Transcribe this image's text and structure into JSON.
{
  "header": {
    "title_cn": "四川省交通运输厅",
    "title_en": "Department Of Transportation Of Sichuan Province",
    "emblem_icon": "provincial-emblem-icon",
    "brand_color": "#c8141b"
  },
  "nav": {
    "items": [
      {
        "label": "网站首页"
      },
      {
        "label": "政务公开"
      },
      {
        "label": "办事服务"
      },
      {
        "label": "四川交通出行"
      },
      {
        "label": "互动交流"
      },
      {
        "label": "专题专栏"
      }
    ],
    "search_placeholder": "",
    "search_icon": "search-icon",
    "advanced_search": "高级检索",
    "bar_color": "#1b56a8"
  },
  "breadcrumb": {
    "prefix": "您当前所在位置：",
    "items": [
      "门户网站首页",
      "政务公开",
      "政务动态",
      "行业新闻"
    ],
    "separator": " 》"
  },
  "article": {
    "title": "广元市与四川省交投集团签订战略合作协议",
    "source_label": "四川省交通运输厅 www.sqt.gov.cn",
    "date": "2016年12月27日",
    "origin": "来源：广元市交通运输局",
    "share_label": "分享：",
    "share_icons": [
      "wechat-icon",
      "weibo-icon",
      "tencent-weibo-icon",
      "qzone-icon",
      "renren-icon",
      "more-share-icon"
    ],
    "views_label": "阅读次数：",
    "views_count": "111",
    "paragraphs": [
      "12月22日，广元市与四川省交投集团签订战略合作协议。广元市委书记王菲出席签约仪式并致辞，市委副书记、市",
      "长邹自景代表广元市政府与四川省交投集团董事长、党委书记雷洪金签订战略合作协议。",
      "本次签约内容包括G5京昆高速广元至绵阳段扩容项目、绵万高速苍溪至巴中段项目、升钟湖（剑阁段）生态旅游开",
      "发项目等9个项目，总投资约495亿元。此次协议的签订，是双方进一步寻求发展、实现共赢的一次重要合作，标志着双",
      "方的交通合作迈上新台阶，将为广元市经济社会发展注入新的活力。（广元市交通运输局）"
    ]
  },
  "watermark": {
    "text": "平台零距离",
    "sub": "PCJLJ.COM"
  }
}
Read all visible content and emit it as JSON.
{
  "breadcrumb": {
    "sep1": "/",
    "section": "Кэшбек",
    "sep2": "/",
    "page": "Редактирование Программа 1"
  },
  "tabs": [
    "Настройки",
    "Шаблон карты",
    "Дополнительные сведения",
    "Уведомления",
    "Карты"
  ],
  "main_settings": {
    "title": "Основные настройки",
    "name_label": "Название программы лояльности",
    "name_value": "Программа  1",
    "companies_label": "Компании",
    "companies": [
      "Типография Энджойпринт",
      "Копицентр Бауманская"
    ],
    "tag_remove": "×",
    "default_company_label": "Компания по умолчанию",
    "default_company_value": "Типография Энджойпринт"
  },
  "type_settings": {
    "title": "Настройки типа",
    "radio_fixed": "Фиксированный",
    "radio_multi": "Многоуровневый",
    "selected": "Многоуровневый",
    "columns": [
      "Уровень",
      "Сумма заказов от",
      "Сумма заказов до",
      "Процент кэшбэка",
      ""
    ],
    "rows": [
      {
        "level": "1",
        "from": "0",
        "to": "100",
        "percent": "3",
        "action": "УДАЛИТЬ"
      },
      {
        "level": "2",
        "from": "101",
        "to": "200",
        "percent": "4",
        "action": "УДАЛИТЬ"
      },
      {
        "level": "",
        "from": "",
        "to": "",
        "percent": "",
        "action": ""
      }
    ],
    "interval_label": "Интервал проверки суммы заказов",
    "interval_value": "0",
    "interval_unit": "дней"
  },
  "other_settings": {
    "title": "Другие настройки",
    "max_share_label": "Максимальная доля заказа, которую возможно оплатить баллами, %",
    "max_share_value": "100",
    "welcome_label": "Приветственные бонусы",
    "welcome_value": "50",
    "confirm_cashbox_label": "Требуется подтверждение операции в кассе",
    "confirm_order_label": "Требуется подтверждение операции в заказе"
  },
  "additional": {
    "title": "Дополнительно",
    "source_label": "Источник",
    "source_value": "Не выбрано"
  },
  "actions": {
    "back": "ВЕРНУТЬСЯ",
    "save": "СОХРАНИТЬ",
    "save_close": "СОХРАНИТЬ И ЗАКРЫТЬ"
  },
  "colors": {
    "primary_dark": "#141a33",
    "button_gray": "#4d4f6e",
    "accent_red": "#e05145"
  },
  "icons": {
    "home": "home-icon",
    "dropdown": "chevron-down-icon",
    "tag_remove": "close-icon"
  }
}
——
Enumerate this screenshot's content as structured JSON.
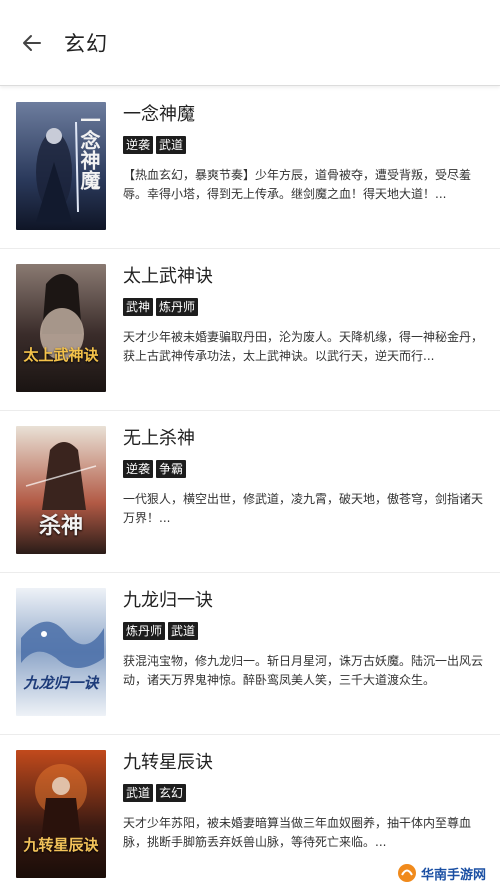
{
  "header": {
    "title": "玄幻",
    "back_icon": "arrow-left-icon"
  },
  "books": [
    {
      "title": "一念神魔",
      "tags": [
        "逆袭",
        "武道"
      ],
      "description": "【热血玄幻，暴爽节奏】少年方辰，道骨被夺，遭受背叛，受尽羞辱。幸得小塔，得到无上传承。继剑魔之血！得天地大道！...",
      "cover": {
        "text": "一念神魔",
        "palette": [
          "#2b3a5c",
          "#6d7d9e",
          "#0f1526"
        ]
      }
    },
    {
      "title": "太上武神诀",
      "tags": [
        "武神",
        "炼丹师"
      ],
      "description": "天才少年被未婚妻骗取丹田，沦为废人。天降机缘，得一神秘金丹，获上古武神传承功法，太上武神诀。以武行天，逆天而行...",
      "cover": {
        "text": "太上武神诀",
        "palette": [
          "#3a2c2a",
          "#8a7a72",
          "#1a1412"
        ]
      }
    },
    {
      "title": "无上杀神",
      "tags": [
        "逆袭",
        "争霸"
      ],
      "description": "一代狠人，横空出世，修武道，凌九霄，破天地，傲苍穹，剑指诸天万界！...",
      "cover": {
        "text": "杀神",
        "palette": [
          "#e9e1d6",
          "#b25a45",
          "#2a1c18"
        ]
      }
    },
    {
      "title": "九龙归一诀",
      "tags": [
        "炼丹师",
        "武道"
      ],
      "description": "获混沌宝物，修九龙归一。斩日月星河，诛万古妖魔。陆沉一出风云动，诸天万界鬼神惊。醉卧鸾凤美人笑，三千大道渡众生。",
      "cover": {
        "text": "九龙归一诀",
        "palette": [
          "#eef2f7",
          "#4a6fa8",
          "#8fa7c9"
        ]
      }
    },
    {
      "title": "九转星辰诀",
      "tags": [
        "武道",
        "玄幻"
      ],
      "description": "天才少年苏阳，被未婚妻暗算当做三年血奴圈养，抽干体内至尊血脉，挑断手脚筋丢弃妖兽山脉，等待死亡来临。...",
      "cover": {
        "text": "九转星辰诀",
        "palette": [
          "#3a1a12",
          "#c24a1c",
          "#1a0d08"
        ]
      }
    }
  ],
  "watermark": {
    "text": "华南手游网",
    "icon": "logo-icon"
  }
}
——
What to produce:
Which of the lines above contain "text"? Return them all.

Problem solution:
Transcribe this image's text and structure into JSON.
    "text": "平台零距离",
        "text": "一念神魔",
        "text": "太上武神诀",
        "text": "杀神",
        "text": "九龙归一诀",
        "text": "九转星辰诀",
    "text": "华南手游网",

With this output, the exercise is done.